In today’s turbulent environment, it might seem like the trade-off between risk and return isn’t as favourable as it once was, with political and economic upheaval across the globe seeing volatility jump, according to Reuters.
Even for investors with a medium-term investment horizon of, say, five years, the risk of loss that the equity markets bring might be too much to bear.
It’s why many alternative and potentially more stable asset classes have proved popular with investors over the last few years, such as energy, infrastructure or property. Investors have been hesitant in the past to consider such investments, as returns are traditionally difficult to benchmark, and they can be less liquid than the likes of equities. However, new technology is managing to overcome these barriers to entry.
Take peer-to-peer (P2P) lending, for example. By connecting those with money to invest with those looking to borrow, it allows you to target what could amount to a healthy, inflation-beating return, with less of the ups and downs of the stock market. And transaction costs are often minimal, too, with many platforms totally free to use.
Property-backed P2P lending in particular has proven popular because the loans are secured on bricks and mortar. It means, should the borrower be unable to repay the loan, the property can be sold to help pay the debt, ultimately reducing the risk to the investor.

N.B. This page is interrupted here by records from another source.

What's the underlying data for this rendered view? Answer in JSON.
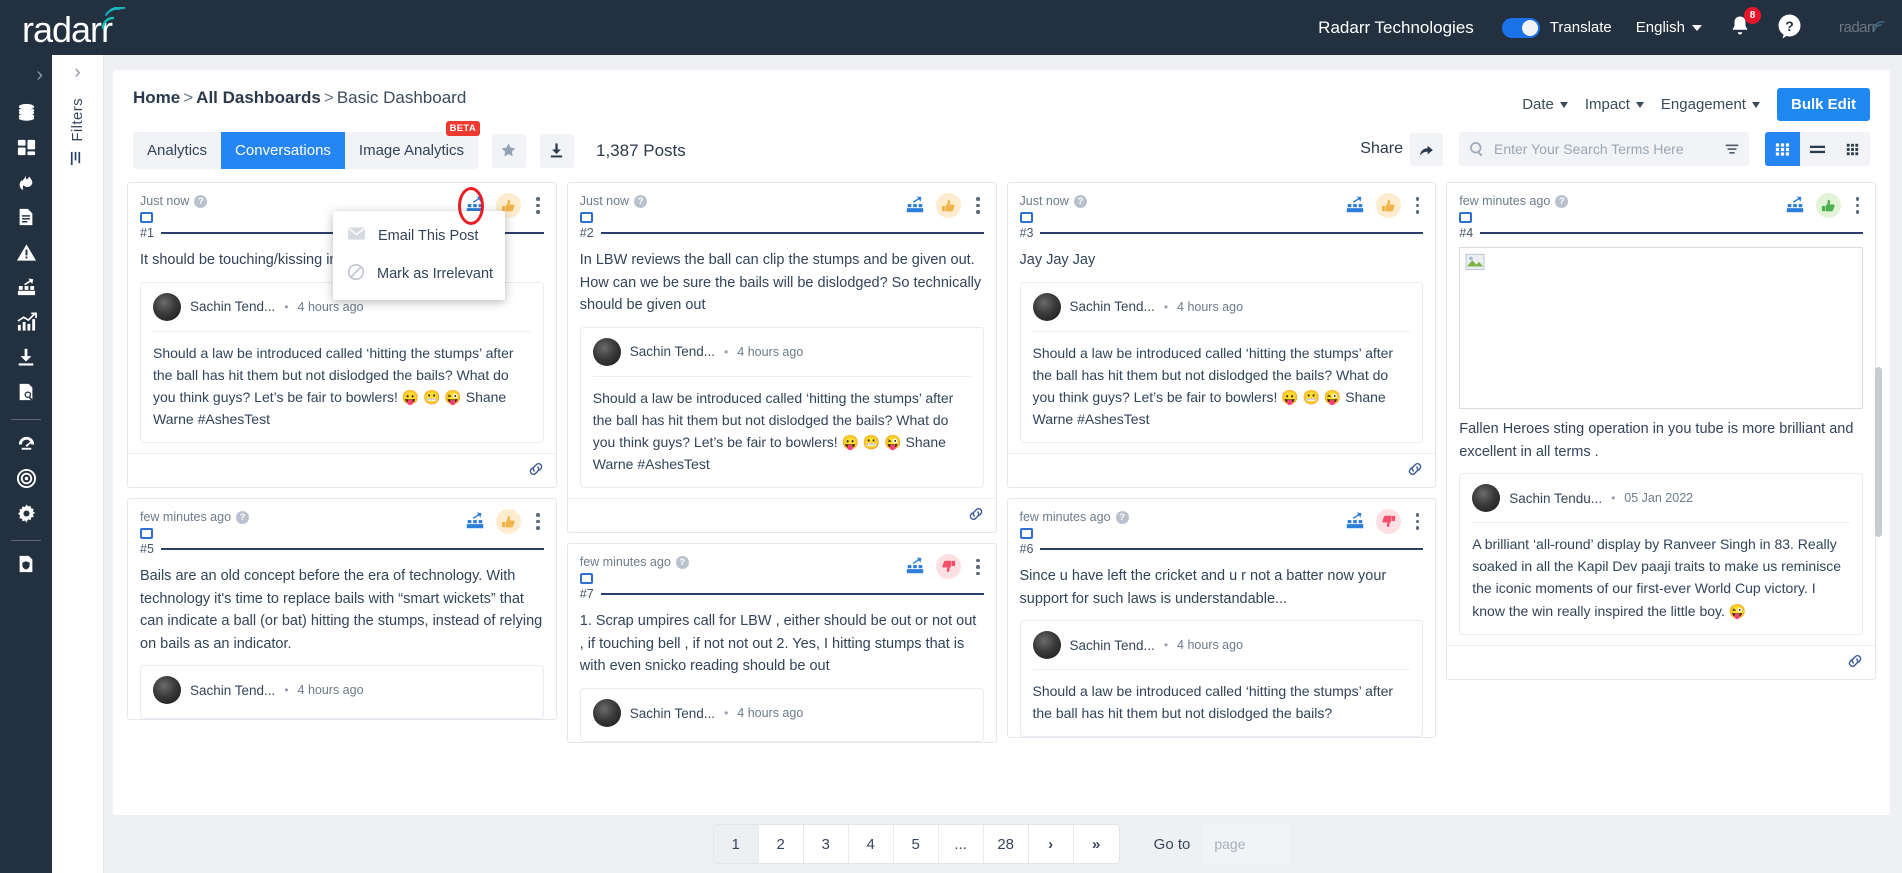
{
  "topbar": {
    "logo_text": "radarr",
    "org_name": "Radarr Technologies",
    "translate_label": "Translate",
    "language": "English",
    "notification_count": "8",
    "corner_logo_text": "radarr"
  },
  "rail": {
    "expand_label": "›",
    "items": [
      {
        "name": "database-icon",
        "label": "Data Sources"
      },
      {
        "name": "dashboard-icon",
        "label": "Dashboards"
      },
      {
        "name": "trending-icon",
        "label": "Trending"
      },
      {
        "name": "document-icon",
        "label": "Reports"
      },
      {
        "name": "alert-icon",
        "label": "Alerts"
      },
      {
        "name": "influencer-icon",
        "label": "Influencers"
      },
      {
        "name": "analytics-chart-icon",
        "label": "Analytics"
      },
      {
        "name": "download-icon",
        "label": "Downloads"
      },
      {
        "name": "search-archive-icon",
        "label": "Archive Search"
      },
      {
        "name": "gauge-icon",
        "label": "Performance"
      },
      {
        "name": "target-icon",
        "label": "Targets"
      },
      {
        "name": "gear-icon",
        "label": "Settings"
      },
      {
        "name": "shield-doc-icon",
        "label": "Compliance"
      }
    ]
  },
  "filters_panel": {
    "label": "Filters",
    "chevron": "›"
  },
  "breadcrumb": {
    "home": "Home",
    "sep": ">",
    "all_dashboards": "All Dashboards",
    "current": "Basic Dashboard"
  },
  "right_filters": {
    "date": "Date",
    "impact": "Impact",
    "engagement": "Engagement",
    "bulk_edit": "Bulk Edit"
  },
  "tabs": [
    {
      "label": "Analytics",
      "active": false,
      "badge": ""
    },
    {
      "label": "Conversations",
      "active": true,
      "badge": ""
    },
    {
      "label": "Image Analytics",
      "active": false,
      "badge": "BETA"
    }
  ],
  "toolbar": {
    "star_icon": "star-icon",
    "download_icon": "download-icon",
    "post_count": "1,387 Posts",
    "share_label": "Share",
    "search_placeholder": "Enter Your Search Terms Here",
    "search_value": "",
    "views": [
      "grid-view",
      "list-view",
      "compact-view"
    ]
  },
  "menu": {
    "items": [
      {
        "label": "Email This Post",
        "icon": "envelope-icon"
      },
      {
        "label": "Mark as Irrelevant",
        "icon": "block-icon"
      }
    ]
  },
  "cards": [
    {
      "id": "1",
      "time": "Just now",
      "rank": "#1",
      "sentiment": "neutral",
      "text": "It should be touching/kissing instead",
      "image": false,
      "quote": {
        "author": "Sachin Tend...",
        "time": "4 hours ago",
        "body": "Should a law be introduced called ‘hitting the stumps’ after the ball has hit them but not dislodged the bails? What do you think guys? Let’s be fair to bowlers! 😛 😬 😜 Shane Warne #AshesTest"
      },
      "link": true
    },
    {
      "id": "2",
      "time": "Just now",
      "rank": "#2",
      "sentiment": "neutral",
      "text": "In LBW reviews the ball can clip the stumps and be given out. How can we be sure the bails will be dislodged? So technically should be given out",
      "image": false,
      "quote": {
        "author": "Sachin Tend...",
        "time": "4 hours ago",
        "body": "Should a law be introduced called ‘hitting the stumps’ after the ball has hit them but not dislodged the bails? What do you think guys? Let’s be fair to bowlers! 😛 😬 😜 Shane Warne #AshesTest"
      },
      "link": true
    },
    {
      "id": "3",
      "time": "Just now",
      "rank": "#3",
      "sentiment": "neutral",
      "text": "Jay Jay Jay",
      "image": false,
      "quote": {
        "author": "Sachin Tend...",
        "time": "4 hours ago",
        "body": "Should a law be introduced called ‘hitting the stumps’ after the ball has hit them but not dislodged the bails? What do you think guys? Let’s be fair to bowlers! 😛 😬 😜 Shane Warne #AshesTest"
      },
      "link": true
    },
    {
      "id": "4",
      "time": "few minutes ago",
      "rank": "#4",
      "sentiment": "positive",
      "text": "Fallen Heroes sting operation in you tube is more brilliant and excellent in all terms .",
      "image": true,
      "quote": {
        "author": "Sachin Tendu...",
        "time": "05 Jan 2022",
        "body": "A brilliant ‘all-round’ display by Ranveer Singh in 83. Really soaked in all the Kapil Dev paaji traits to make us reminisce the iconic moments of our first-ever World Cup victory. I know the win really inspired the little boy. 😜"
      },
      "link": true
    },
    {
      "id": "5",
      "time": "few minutes ago",
      "rank": "#5",
      "sentiment": "neutral",
      "text": "Bails are an old concept before the era of technology. With technology it's time to replace bails with “smart wickets” that can indicate a ball (or bat) hitting the stumps, instead of relying on bails as an indicator.",
      "image": false,
      "quote": {
        "author": "Sachin Tend...",
        "time": "4 hours ago",
        "body": ""
      },
      "link": false
    },
    {
      "id": "6",
      "time": "few minutes ago",
      "rank": "#6",
      "sentiment": "negative",
      "text": "Since u have left the cricket and u r not a batter now your support for such laws is understandable...",
      "image": false,
      "quote": {
        "author": "Sachin Tend...",
        "time": "4 hours ago",
        "body": "Should a law be introduced called ‘hitting the stumps’ after the ball has hit them but not dislodged the bails?"
      },
      "link": false
    },
    {
      "id": "7",
      "time": "few minutes ago",
      "rank": "#7",
      "sentiment": "negative",
      "text": "1. Scrap umpires call for LBW , either should be out or not out , if touching bell , if not not out 2. Yes, I hitting stumps that is with even snicko reading should be out",
      "image": false,
      "quote": {
        "author": "Sachin Tend...",
        "time": "4 hours ago",
        "body": ""
      },
      "link": false
    }
  ],
  "pagination": {
    "pages": [
      "1",
      "2",
      "3",
      "4",
      "5",
      "...",
      "28"
    ],
    "active_page": "1",
    "next_label": "›",
    "last_label": "»",
    "goto_label": "Go to",
    "goto_placeholder": "page"
  },
  "colors": {
    "accent_blue": "#2485f3",
    "dark_navy": "#22303f",
    "badge_red": "#ef3b2f",
    "positive_green": "#4caf50",
    "negative_red": "#f4506b",
    "neutral_orange": "#f5b041"
  }
}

However, remember that your capital will still be at risk and investments in property can be affected by
The P2P sector came to being in 2005 and has seen dramatic growth since. In 2015, it was also approved to be included within the ISA wrapper, so interest earned through eligible P2P platforms can now be tax free. In 2016 alone, people in the UK invested £3 billion through P2P lending platforms, according to a 2017 report by MoneyWise.
Octopus Choice is one example. It enables everyday investors to invest their money in a diversified portfolio of property loans. To reduce the potential for downside, all loans are made with a maximum loan-to-value ratio of 76 per cent, although the current July 2018 average is closer to around 61 per cent. This means the value of the asset would need to fall quite some way before any capital would be lost.
What’s more, Octopus invests 5 per cent of its own money in every loan and this is put at risk ahead of an investor’s. It’s totally free to use, too, and you’re able to request a withdrawal at any time, but it’s important to note that with any of these sorts of offerings, instant access can’t
So far, Octopus Choice has helped more than 5,600 people invest more than £196 million, earning £5.27 million in the process. Although it must be noted that past performance is not a reliable indicator of future results. And P2P lending, like all investments, comes with risks. Octopus Choice is not a cash savings account; your capital is at risk and interest is not guaranteed. You may get back less than you put in.
Is the property ladder leading you nowhere?
P2P lenders are also expecting an influx of interest from the unsettled buy-to-let sector. A raft of new legislation introduced in 2016 may have dramatically reduced the appeal of being a landlord. Stamp duty was increased by 3 per cent for those buying second homes, while landlords were told they are no longer able to make tax deductions for wear and tear.
Furthermore, higher-rate taxpayers are now unable to offset their mortgage interest against rental income, when calculating the amount of tax to pay. The Financial Times reported in June that already buy-to-let is falling in popularity as a result of these tax changes.
And it’s not hard to see why. Research from Octopus in May shows that if house prices grow at 2 per cent a year and not 3 per cent, and the buy-to-let property in question is yielding 4.5 per cent, the investor could lose money after all costs are incurred. Whereas data from the Bank of England suggests yields are now at their lowest since records began in 2001.
With some buy-to-let investors beginning to see a strain on their returns and all the work that can come with being a landlord starting to feel like too much effort for too little reward, it might leave some asking the question: is there a better place for me to put my money?
So, whether you’re a buy-to-let landlord who has decided the returns are no longer worth the hassle of renting, or a stock market investor who’s tired of the heartache brought on by the volatile stock market, the growing P2P lending sector might finally have provided the alternative you’ve been looking for.
The growing P2P lending sector might finally have provided the alternative you’ve been looking for